** Task input follows **

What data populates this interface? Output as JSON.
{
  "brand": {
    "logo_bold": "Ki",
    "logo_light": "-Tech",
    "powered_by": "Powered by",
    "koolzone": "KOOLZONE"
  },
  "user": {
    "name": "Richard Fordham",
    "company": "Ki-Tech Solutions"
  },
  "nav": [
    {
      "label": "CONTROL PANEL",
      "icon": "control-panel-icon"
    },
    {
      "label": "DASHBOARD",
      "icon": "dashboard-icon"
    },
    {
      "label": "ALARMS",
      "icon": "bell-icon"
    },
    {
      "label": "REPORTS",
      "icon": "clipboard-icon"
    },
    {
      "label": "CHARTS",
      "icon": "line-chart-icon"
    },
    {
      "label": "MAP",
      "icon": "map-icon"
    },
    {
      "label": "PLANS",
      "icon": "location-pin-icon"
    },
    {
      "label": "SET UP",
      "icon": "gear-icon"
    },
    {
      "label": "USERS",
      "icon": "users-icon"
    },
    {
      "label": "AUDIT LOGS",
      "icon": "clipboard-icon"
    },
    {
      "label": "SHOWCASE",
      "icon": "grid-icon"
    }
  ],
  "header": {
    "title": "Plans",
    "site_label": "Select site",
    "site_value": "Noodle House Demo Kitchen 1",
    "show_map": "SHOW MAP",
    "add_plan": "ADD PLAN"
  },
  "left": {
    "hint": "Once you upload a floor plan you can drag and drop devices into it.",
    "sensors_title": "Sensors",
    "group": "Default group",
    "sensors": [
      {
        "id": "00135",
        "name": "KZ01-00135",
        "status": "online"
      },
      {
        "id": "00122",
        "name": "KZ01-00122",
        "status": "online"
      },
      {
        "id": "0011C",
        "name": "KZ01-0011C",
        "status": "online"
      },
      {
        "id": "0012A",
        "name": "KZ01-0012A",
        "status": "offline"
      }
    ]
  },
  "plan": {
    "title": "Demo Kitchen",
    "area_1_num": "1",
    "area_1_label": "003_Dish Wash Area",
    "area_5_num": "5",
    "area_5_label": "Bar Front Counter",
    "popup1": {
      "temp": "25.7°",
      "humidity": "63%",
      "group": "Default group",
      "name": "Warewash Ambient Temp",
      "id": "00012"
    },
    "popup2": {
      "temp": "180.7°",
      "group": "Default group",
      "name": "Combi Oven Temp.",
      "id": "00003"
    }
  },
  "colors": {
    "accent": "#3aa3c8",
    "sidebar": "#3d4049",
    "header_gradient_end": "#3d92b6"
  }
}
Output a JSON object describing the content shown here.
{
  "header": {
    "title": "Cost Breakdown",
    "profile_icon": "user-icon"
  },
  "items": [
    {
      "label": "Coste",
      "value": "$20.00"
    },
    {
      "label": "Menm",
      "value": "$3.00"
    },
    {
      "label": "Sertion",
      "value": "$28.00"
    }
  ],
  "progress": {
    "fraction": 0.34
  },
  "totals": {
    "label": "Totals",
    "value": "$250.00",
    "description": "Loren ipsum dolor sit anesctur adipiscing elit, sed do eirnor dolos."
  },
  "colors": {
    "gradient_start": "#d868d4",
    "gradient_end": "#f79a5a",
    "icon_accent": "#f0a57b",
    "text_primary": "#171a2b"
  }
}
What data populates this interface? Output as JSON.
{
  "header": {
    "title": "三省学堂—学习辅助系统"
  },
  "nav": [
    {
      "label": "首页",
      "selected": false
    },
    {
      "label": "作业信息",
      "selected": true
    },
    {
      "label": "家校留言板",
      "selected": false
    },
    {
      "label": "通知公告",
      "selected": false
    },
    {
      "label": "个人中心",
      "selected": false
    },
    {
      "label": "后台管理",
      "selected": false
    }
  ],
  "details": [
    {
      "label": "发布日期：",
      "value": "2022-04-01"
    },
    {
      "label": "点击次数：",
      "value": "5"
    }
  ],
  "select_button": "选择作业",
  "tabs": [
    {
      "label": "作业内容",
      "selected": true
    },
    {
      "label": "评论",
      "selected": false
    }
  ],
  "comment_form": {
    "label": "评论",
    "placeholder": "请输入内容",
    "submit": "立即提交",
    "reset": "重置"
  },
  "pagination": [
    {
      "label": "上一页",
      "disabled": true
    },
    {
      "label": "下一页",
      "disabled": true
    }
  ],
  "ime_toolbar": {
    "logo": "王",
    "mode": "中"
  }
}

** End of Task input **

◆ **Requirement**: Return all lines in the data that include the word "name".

◆ **Solution for this exercise**:
    "name": "Richard Fordham",
        "name": "KZ01-00135",
        "name": "KZ01-00122",
        "name": "KZ01-0011C",
        "name": "KZ01-0012A",
      "name": "Warewash Ambient Temp",
      "name": "Combi Oven Temp.",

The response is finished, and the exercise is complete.